------ DATA FOR THE TASK
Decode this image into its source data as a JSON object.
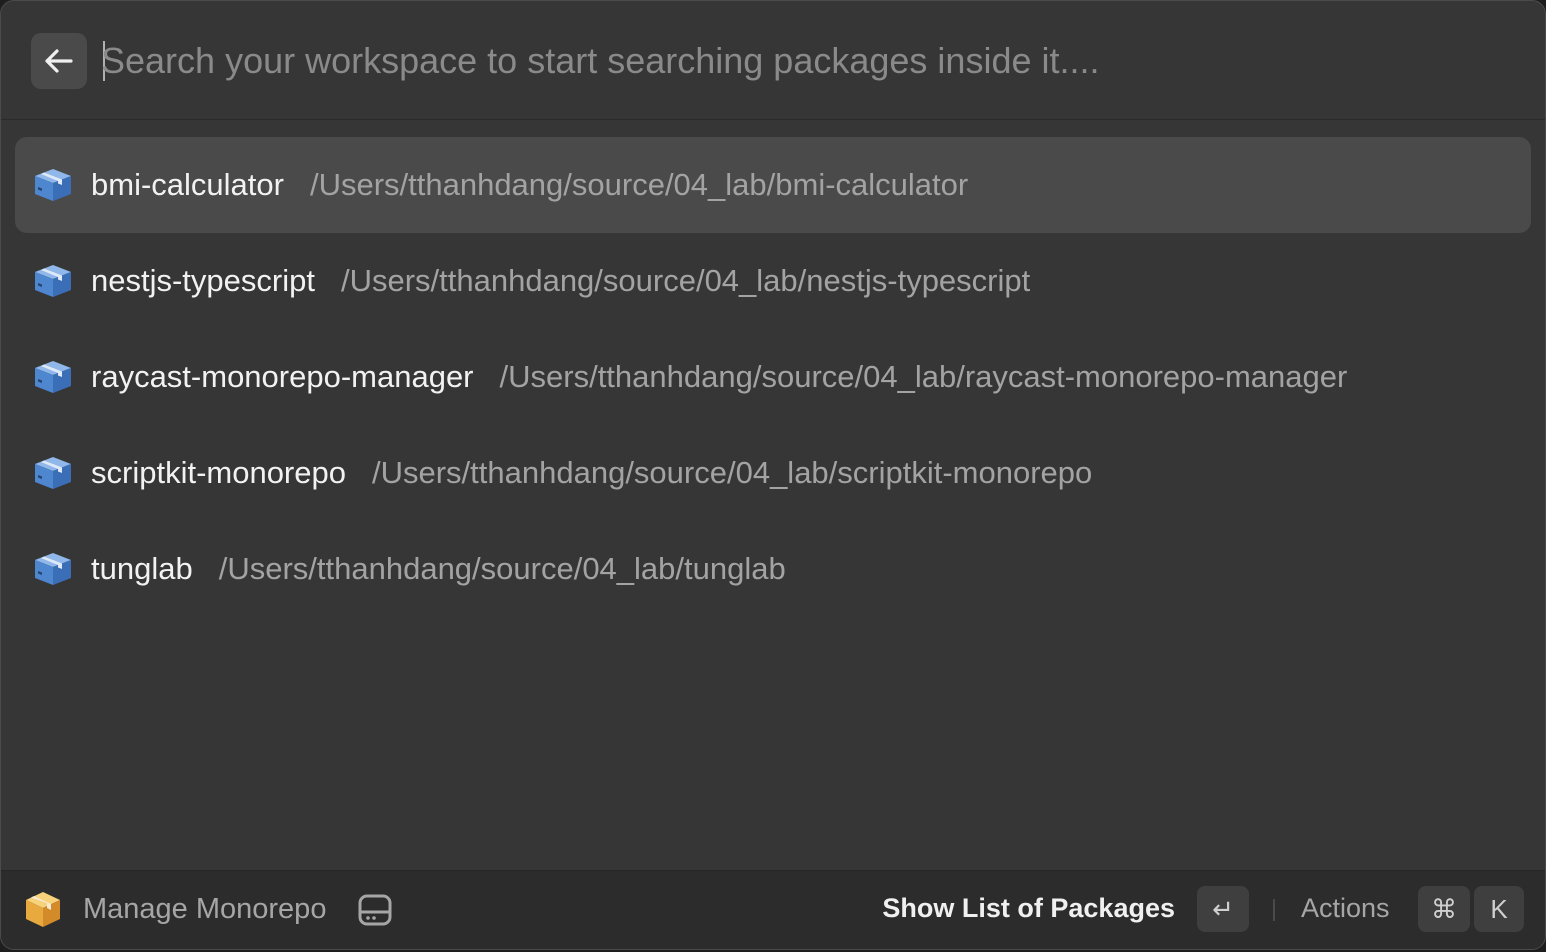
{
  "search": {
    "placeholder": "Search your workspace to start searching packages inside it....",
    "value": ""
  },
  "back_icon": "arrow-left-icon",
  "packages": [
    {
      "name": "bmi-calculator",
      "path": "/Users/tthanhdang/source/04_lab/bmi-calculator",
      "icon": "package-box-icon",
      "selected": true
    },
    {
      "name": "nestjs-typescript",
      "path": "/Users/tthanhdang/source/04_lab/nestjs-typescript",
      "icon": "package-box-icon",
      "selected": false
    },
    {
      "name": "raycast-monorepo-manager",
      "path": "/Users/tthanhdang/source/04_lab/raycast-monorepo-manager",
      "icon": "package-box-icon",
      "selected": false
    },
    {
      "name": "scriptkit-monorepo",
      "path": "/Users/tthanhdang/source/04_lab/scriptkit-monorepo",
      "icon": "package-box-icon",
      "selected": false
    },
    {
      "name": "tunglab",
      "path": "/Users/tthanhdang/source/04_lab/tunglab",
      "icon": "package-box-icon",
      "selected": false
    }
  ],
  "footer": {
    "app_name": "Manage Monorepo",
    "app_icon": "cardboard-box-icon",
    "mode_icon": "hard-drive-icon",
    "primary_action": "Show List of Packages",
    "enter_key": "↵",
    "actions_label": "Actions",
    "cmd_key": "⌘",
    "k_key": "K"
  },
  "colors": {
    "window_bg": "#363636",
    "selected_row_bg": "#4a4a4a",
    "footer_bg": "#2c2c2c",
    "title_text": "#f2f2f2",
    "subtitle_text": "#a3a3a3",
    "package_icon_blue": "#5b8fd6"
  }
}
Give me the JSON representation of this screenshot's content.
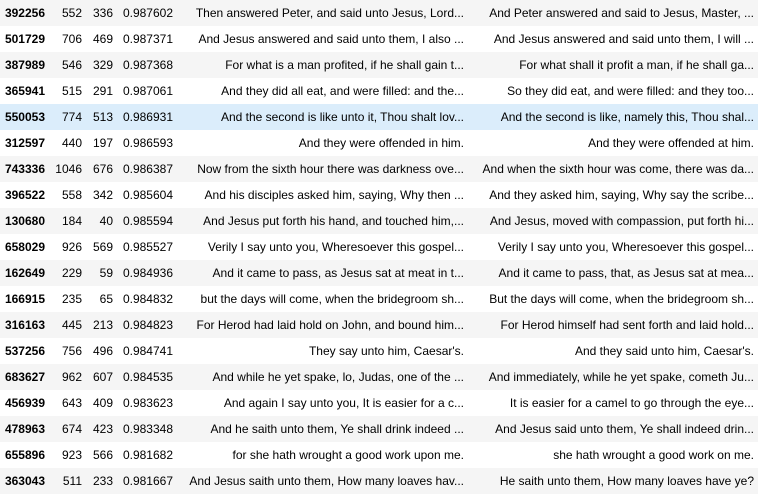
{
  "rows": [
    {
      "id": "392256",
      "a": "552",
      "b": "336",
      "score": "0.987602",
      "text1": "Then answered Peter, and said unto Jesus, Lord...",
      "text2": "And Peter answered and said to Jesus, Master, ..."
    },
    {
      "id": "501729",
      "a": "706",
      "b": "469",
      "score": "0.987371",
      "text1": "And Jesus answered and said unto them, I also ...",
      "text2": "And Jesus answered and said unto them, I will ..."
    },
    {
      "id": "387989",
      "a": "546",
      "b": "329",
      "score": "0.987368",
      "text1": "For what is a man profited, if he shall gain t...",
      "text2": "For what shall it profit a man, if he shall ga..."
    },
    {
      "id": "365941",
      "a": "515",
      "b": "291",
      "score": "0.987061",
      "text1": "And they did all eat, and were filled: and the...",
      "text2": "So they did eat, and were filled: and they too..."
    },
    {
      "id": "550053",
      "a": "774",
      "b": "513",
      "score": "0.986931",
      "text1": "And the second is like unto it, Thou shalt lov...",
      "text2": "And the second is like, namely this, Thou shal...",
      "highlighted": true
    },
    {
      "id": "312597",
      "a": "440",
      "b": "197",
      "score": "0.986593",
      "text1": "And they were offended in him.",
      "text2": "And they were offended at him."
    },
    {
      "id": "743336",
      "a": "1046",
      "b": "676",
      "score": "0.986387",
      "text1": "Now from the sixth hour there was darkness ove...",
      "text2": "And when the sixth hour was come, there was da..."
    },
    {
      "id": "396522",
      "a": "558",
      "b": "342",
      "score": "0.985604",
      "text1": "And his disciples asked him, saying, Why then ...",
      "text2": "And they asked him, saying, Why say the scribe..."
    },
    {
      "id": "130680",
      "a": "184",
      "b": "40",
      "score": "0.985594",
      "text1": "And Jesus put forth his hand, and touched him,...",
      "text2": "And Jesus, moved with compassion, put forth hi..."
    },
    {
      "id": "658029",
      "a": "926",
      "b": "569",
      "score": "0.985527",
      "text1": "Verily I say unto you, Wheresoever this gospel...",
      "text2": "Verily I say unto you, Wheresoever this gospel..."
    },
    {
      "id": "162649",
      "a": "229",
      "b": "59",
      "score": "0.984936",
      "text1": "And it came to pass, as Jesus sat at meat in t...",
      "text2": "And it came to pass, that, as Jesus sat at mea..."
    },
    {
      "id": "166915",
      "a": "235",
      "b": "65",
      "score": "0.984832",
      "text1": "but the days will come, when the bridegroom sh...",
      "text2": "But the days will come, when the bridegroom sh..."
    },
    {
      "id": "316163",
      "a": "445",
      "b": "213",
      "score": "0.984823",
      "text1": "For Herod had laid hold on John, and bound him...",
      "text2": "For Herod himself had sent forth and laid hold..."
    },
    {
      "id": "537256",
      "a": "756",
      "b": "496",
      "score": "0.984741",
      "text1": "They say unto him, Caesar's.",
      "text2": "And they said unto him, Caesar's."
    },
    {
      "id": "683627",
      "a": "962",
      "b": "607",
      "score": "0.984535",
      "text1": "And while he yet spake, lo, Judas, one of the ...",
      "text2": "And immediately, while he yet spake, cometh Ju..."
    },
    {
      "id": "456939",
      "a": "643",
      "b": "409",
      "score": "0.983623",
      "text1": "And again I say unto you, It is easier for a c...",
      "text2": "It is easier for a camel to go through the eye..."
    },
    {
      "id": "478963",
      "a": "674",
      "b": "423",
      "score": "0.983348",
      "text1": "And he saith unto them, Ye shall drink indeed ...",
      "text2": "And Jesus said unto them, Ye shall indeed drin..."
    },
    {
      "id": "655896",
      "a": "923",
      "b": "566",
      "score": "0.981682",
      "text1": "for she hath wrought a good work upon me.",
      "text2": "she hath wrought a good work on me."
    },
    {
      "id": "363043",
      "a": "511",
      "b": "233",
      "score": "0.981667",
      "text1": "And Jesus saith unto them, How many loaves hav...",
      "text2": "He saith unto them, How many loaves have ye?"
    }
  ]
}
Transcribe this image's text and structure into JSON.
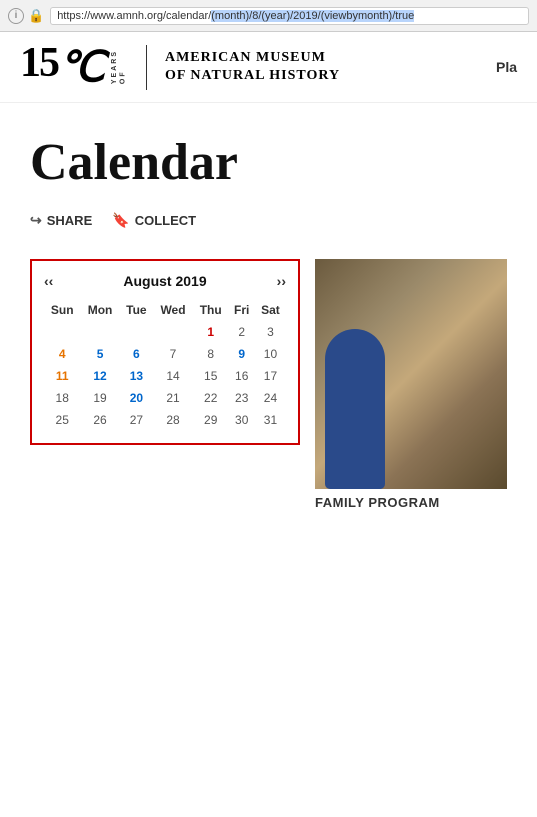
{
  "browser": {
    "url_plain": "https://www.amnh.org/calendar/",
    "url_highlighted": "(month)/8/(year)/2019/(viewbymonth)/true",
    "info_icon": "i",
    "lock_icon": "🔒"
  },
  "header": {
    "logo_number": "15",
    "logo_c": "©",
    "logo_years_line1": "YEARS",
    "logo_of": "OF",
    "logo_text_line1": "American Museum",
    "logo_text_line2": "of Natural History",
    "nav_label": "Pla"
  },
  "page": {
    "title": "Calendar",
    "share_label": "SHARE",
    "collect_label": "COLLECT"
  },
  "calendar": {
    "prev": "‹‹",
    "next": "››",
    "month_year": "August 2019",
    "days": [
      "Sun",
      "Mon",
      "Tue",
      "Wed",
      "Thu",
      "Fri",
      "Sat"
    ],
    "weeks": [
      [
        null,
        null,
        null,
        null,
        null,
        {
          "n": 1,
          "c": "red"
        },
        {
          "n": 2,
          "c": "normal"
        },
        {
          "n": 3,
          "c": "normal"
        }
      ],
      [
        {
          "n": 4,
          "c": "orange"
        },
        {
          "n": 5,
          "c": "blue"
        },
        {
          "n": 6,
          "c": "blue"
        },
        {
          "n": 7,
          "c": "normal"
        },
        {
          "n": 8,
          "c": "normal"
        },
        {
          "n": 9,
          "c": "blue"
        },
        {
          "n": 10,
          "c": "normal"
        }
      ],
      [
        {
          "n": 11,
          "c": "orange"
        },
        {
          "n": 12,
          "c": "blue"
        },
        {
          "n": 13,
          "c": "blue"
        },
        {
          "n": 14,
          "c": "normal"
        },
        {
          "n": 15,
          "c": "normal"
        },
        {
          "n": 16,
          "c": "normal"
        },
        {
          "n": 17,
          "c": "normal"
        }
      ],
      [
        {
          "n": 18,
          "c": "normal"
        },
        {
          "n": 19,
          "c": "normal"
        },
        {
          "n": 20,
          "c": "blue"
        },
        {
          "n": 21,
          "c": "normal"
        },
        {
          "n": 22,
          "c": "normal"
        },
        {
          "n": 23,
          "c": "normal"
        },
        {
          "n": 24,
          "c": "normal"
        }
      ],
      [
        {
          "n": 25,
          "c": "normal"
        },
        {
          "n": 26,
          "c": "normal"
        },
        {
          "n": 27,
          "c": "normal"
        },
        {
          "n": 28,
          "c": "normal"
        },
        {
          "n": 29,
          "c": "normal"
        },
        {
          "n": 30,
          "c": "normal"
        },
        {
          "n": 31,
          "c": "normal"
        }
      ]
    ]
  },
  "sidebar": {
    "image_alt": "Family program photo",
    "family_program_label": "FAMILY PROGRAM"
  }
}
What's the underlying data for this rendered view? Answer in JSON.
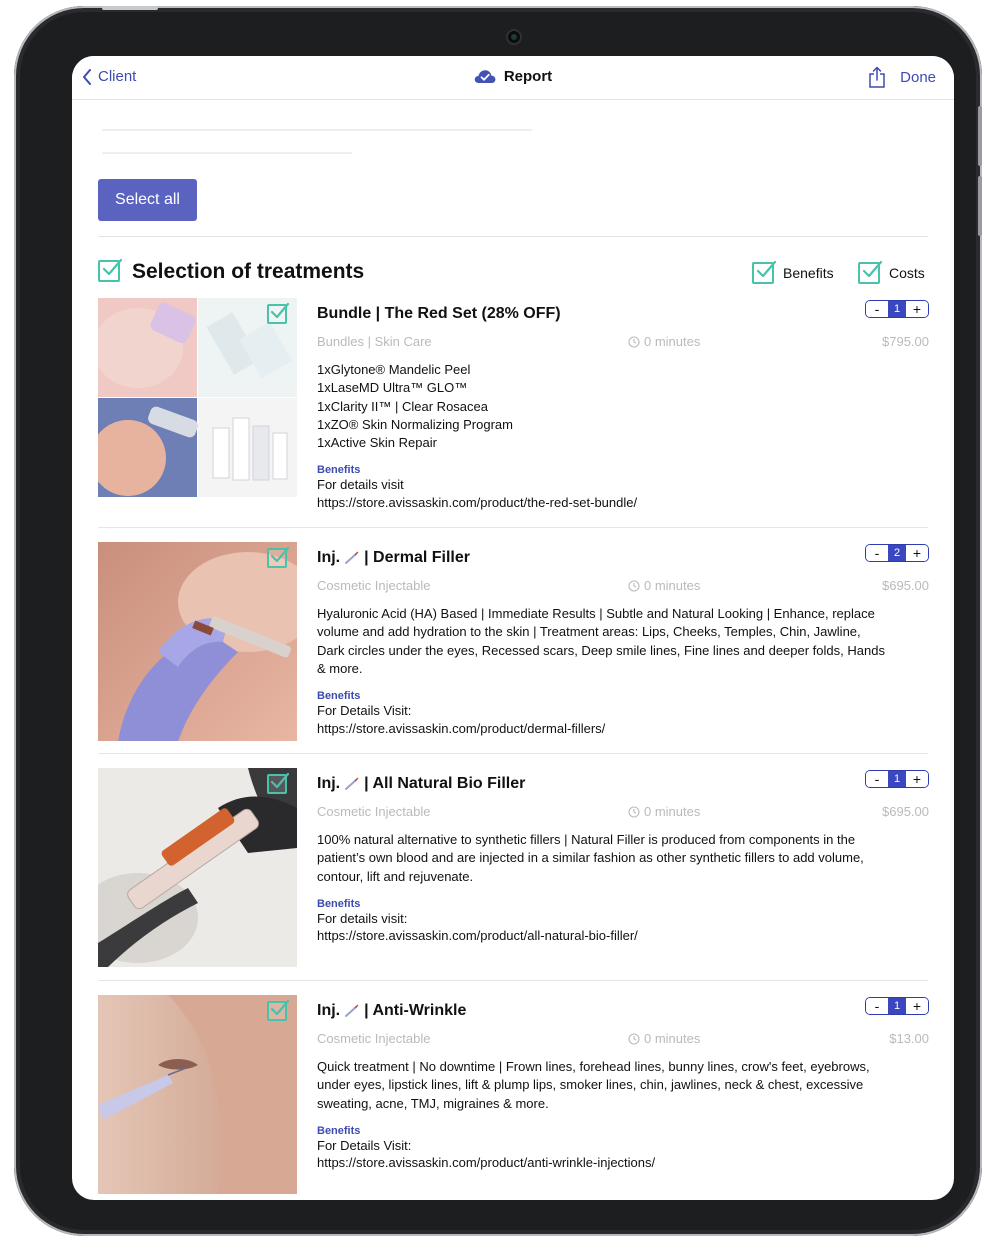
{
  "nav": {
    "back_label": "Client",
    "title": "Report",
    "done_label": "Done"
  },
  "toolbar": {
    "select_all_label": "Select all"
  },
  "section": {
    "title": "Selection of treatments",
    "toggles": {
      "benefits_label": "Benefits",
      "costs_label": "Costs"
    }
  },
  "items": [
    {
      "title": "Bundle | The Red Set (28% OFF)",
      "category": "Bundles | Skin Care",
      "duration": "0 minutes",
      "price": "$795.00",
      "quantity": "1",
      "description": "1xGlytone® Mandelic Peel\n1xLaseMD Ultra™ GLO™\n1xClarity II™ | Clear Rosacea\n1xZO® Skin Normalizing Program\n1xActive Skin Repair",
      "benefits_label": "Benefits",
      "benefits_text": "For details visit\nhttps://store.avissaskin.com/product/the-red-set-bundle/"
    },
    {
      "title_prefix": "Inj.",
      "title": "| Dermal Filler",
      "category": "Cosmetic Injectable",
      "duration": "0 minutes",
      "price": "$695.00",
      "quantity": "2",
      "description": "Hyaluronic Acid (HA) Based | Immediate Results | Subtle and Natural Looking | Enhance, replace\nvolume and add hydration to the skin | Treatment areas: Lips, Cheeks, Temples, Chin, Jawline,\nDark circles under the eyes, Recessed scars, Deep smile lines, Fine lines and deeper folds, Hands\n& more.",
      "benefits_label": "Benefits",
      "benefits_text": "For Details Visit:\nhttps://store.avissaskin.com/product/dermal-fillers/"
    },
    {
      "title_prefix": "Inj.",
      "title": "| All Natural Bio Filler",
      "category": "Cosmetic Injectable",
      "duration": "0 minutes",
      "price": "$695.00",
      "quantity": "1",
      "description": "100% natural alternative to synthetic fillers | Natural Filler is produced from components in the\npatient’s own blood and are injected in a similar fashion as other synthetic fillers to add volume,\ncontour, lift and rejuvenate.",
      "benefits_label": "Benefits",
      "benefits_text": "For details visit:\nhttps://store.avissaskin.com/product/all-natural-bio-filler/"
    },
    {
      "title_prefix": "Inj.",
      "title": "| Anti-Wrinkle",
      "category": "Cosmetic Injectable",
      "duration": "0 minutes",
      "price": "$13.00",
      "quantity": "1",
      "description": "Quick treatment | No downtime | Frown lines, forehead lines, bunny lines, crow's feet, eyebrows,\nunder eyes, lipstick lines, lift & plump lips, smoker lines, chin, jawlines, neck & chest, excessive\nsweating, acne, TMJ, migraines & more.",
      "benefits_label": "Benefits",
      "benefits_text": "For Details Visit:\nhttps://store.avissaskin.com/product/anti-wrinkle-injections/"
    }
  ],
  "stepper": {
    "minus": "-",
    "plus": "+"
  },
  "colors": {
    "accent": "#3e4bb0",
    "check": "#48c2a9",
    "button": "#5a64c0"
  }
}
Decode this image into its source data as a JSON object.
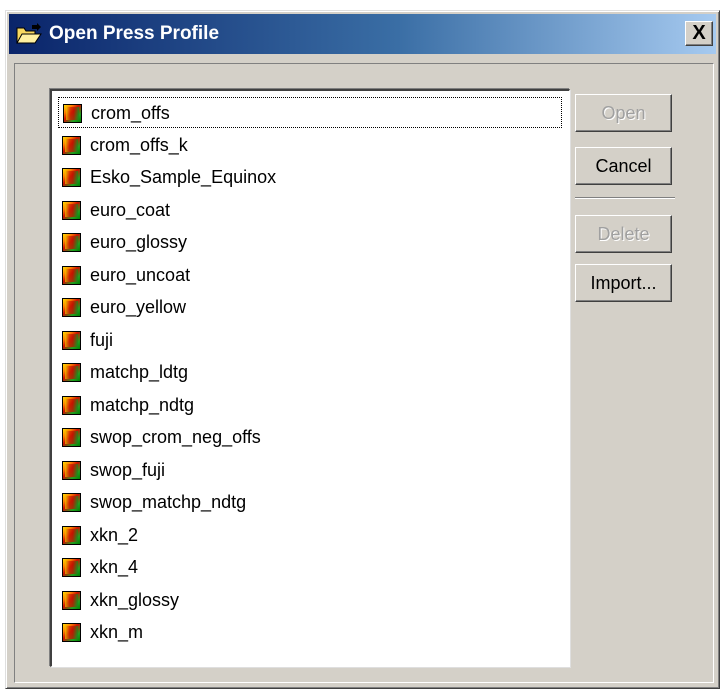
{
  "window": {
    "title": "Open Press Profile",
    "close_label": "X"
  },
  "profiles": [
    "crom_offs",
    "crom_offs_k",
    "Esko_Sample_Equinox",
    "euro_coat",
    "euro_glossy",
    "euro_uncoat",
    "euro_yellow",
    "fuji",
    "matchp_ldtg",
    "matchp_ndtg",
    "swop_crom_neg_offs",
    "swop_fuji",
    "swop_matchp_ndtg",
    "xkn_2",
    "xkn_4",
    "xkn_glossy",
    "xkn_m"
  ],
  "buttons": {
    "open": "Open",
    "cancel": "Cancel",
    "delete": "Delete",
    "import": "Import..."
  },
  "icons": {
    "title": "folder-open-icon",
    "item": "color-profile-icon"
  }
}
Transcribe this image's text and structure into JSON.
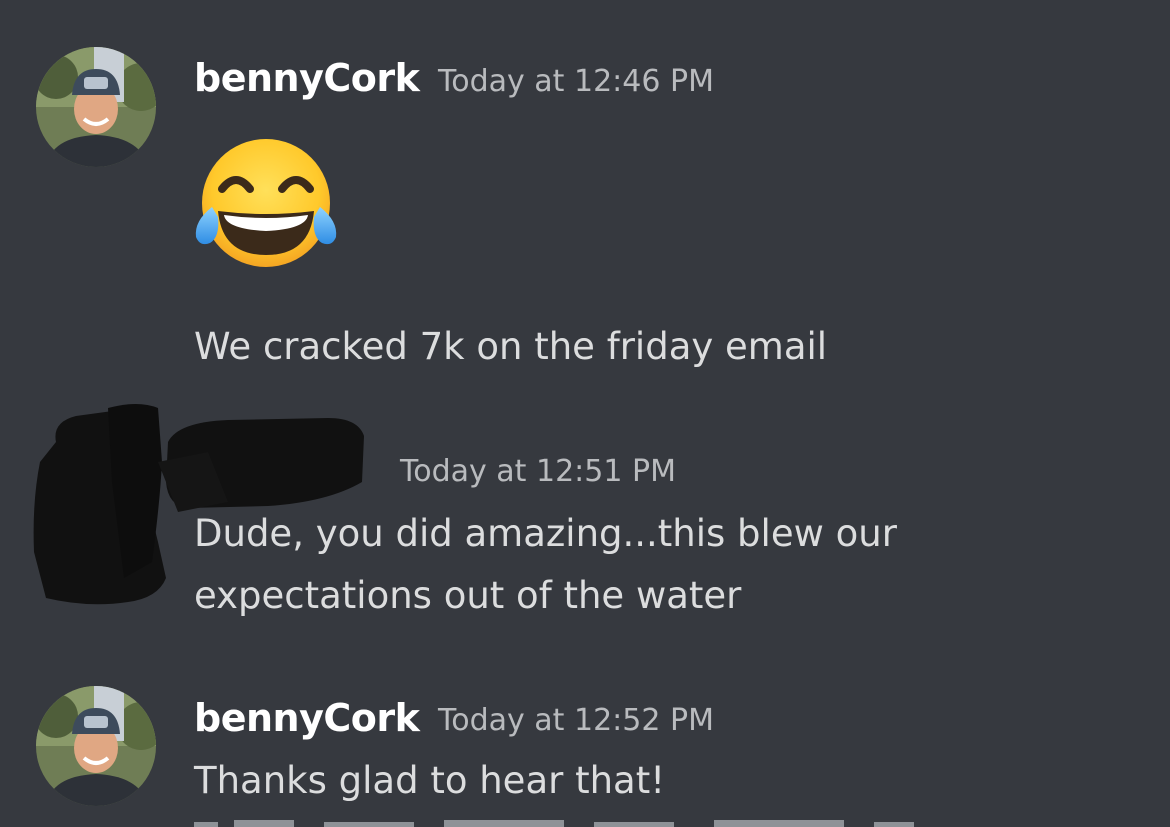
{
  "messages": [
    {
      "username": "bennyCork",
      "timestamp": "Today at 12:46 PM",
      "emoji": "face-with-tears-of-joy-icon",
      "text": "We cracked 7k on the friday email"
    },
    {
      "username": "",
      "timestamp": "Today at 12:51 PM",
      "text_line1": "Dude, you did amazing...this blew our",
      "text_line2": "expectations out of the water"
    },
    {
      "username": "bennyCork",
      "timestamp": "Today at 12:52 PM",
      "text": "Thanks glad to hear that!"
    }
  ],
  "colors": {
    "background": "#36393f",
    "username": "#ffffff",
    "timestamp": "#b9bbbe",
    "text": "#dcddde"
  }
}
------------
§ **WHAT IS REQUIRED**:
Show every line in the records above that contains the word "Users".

§ **TASK OUTPUT**:
      "path": "/Users/tthanhdang/source/04_lab/bmi-calculator",
      "path": "/Users/tthanhdang/source/04_lab/nestjs-typescript",
      "path": "/Users/tthanhdang/source/04_lab/raycast-monorepo-manager",
      "path": "/Users/tthanhdang/source/04_lab/scriptkit-monorepo",
      "path": "/Users/tthanhdang/source/04_lab/tunglab",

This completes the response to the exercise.